    I see his point regarding the British press, although the Americans have their own black sheep to worry about too. The US scene appears in a better light due to the international prominence of the New York Times, the Washington Post, and magazines like The New Yorker. But as I said, other journalistic products are frightening.

    I agree with Rita’s comments on Jon Stewart. In fact, at one point during the Bush presidency, the US media were considered so supine that his comedy show was thought of as the only decent source of a balanced view. And this is a fake-news show we’re talking about.

  • Rosie

    I have a polling card for the election of MEPs on Thursday. I listen to Radio 4, watch BBC news and Newsnight, follow various newspapers online and read many opinion pieces. So far I have about five party leaflets which have been posted through the door, have had no candidates or activists of any party on the doorstep, have seen no invitation to local public meetings, have caught a couple of party election broadcasts by parties I had not previously heard of, such as the Jury lot, and “Say no to EU, yes to democracy,” and that’s it! If I didn’t keep as up to date as possible, I would be almost totally ignorant of any party policy regarding Europe, the Lisbon Treaty, party groupings, trade, economic policy etc, etc. How to choose who to vote for?

    Well, there’s always the expenses/allowances scandal to influence me. And whether or not I personally like Gordon Brown. And what the newspapers tell me to do. Or, maybe, I’ll just not bother voting.

    Well, I will, and for my party. On the issues of Europe. But how many will?

  • pregethwr

    I suspect you have, but check exactly what Robert Gibb denied: he denied the context of the quote given to the telegraph, not the quote itself.

    He denied that rape and sexual abuse was depicted in the photos the administration is trying to suppress.

    He did not deny that rape and sexual abuse of prisoners was depicted in photos that the Government has: indeed the General specifically said that he had seen photos of rape of prisoners in US custody.

    He also did not deny that rape and sexual abuse was of prisoners was authorised by previous presidential finding.

    So yes the Telegraph wrongly insinuated that the Obama administration was trying to suppress photos of rape and sexual abuse of prisoners.

    However without the Telegraph’s reporting we would not have learnt that such photos exist and the administration knows they exist.

    The balance of public interest in that reporting is fairly clear to me.

  • Alan Quinn

    Ally, it is bad for us because people expect the tories to claim for cleaning moats and duck houses, they don’t expect our lot to do it.
    It’s good for Dave because on policy he is piss poor but he’s driving the agenda on the expenses scandal whilst GB seems to dither.

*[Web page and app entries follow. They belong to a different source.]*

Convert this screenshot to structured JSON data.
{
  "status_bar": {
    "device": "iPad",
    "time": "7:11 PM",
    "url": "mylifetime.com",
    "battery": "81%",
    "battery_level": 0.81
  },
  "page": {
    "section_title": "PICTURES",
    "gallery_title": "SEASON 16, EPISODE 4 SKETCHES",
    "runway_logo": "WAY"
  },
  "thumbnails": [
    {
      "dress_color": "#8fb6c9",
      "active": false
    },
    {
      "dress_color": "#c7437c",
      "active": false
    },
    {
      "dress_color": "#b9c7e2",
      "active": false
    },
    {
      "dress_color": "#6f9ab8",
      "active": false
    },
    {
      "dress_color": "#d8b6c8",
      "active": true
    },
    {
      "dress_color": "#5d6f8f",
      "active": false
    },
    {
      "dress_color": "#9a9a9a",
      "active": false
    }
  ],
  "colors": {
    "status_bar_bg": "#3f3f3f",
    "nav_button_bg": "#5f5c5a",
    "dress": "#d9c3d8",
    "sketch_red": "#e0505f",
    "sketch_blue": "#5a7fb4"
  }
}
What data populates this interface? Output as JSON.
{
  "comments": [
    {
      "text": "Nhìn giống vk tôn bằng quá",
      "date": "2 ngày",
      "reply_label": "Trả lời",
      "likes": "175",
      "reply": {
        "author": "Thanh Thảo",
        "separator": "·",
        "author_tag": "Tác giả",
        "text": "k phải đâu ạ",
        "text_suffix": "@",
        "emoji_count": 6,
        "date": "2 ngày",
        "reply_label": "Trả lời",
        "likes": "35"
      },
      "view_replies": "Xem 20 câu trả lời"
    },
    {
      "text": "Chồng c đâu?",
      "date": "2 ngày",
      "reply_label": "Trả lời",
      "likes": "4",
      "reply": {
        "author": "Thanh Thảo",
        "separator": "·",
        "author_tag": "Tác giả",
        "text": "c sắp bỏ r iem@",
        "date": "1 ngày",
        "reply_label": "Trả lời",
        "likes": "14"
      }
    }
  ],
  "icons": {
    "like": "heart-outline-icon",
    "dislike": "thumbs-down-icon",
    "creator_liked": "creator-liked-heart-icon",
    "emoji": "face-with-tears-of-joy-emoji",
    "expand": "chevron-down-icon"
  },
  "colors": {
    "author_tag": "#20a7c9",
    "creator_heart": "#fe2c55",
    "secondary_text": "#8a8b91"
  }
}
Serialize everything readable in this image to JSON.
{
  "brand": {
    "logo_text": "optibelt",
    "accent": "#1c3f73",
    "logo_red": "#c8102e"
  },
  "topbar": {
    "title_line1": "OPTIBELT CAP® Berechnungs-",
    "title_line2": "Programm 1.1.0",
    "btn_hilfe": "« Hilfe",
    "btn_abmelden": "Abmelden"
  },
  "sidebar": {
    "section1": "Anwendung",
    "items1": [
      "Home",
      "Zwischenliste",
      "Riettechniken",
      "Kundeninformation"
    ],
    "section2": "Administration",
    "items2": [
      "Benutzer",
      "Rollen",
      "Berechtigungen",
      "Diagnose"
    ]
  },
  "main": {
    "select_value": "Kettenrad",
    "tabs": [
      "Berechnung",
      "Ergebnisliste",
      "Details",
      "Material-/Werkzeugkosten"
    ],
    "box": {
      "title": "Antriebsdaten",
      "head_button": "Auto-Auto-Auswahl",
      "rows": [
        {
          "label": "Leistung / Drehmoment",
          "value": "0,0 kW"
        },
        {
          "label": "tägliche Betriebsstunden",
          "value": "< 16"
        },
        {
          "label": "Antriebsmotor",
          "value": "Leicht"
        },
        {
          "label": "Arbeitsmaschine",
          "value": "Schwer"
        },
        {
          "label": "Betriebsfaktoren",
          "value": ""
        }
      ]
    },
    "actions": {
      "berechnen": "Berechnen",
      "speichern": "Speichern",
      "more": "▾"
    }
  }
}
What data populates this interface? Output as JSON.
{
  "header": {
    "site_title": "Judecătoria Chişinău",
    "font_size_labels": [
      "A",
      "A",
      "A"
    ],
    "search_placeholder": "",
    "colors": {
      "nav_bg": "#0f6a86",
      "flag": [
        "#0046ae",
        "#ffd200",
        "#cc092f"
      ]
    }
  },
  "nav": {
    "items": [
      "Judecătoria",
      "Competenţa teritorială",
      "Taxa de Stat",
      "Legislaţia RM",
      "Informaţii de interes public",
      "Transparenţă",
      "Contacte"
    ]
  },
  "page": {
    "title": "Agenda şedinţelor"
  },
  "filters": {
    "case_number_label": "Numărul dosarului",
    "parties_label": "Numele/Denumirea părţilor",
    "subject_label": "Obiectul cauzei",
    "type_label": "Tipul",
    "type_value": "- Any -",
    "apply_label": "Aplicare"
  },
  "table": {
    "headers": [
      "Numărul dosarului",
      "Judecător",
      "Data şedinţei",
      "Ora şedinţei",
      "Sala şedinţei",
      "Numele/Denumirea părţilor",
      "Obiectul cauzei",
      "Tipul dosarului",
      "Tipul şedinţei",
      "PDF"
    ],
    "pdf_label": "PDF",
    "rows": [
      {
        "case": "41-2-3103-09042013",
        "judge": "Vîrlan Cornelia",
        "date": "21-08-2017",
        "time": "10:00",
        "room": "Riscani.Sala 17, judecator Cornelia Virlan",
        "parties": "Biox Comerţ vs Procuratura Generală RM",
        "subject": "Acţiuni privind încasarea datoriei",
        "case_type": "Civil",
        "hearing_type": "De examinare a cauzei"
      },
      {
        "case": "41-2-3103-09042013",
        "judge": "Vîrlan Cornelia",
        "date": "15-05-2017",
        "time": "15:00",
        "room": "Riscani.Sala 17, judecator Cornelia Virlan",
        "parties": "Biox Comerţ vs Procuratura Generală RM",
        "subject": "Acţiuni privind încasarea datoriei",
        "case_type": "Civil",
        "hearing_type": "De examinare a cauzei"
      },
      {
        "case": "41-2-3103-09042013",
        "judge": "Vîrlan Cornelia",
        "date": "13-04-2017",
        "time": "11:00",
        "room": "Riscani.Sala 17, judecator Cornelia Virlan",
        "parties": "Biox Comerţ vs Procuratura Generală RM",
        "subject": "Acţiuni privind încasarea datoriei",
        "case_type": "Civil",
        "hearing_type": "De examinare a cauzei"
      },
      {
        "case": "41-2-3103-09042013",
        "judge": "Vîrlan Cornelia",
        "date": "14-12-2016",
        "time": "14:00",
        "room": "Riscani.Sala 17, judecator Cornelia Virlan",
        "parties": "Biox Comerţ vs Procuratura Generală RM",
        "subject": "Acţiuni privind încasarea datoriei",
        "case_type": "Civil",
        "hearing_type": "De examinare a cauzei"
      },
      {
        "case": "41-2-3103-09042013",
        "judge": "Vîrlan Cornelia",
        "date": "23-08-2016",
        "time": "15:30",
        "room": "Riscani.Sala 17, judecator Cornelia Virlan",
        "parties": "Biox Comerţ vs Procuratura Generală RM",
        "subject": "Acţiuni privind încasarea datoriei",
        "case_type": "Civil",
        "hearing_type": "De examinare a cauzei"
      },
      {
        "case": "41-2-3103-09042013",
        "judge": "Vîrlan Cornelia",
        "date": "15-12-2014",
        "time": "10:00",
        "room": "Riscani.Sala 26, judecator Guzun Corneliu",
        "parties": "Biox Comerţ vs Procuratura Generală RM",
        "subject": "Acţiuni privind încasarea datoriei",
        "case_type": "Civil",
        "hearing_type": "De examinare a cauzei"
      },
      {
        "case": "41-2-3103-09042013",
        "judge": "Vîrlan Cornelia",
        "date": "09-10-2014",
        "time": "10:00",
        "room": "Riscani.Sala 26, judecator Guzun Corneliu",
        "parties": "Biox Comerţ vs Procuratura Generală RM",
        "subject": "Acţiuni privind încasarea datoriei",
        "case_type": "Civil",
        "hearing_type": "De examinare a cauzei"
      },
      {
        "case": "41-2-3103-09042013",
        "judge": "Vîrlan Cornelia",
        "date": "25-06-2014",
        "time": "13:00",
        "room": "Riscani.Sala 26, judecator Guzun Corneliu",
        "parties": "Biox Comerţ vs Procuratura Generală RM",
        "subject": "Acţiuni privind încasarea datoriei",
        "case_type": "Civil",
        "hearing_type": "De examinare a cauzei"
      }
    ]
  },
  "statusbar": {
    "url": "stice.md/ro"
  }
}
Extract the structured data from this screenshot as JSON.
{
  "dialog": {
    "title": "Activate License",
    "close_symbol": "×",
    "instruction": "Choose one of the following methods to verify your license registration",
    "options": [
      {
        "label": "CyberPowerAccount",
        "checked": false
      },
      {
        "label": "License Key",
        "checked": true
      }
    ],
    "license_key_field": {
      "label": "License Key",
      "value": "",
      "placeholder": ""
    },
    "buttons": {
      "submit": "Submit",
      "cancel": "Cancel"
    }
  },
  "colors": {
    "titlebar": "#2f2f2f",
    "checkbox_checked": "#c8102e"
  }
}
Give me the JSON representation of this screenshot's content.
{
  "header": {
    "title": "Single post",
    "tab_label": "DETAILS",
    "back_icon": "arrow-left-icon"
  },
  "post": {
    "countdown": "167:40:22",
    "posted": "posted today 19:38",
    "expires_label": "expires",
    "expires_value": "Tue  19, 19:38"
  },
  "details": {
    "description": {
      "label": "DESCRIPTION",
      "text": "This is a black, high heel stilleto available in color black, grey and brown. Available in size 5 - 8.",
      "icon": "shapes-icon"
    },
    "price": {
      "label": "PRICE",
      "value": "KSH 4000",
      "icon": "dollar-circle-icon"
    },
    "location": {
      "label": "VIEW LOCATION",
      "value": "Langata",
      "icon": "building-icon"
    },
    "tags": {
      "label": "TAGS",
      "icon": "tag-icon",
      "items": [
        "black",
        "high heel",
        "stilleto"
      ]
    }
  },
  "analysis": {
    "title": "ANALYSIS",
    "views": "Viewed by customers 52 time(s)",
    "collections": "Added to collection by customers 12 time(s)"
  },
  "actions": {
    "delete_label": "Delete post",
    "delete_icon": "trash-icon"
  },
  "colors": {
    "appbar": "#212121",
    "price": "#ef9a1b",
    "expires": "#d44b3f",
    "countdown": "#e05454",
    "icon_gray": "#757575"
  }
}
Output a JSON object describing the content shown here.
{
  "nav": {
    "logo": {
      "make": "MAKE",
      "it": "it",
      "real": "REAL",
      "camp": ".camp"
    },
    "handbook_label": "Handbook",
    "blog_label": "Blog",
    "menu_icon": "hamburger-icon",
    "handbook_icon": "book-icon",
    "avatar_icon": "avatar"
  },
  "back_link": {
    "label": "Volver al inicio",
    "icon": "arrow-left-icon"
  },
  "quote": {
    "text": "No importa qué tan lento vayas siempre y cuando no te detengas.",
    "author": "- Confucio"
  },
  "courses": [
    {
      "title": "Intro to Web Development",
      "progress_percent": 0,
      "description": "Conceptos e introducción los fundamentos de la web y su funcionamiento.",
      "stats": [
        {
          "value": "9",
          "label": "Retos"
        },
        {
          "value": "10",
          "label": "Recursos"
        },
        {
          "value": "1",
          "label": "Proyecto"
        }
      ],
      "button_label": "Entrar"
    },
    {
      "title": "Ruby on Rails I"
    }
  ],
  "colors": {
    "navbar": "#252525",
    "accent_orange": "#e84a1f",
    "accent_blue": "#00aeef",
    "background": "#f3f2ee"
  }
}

I don’t want to make you feel guilty but this wouldn’t have happened on your watch.

  • tracey

    Little makes me more ashamed to be British than the collective scrabble by our laughable ‘leaders’ to crawl up the fundament of whoever is currently in power in the US. The press spokesman you so admire also said: “There’s nothing special about Britain. You’re just the same as the other 190 countries in the world. You shouldn’t expect special treatment.”

    A fact I’m sure is appreciated by those soldiers who spilt their guts so Blair could pick up million pound cheques for public speaking in the USA, er sorry I mean save democracy.

  • Thomas Rossetti

    Gibbs’s comment was a monstrously stupid thing to say. Even if the Telegraph’s story wasn’t completely fair or accurate, it is a ridiculous slur to imply, as Gibbs did, that British journalists never tell the truth.

    I agree with Tracey, below. British soldiers have lost their lives fighting America’s wars in Iraq and Afghanistan and Gibbs should be more careful about besmirching the entire profession of a key national ally.

    (I have recently written to Robert Gibbs, actually, asking that he apologise. I’ll let you know if he replies.)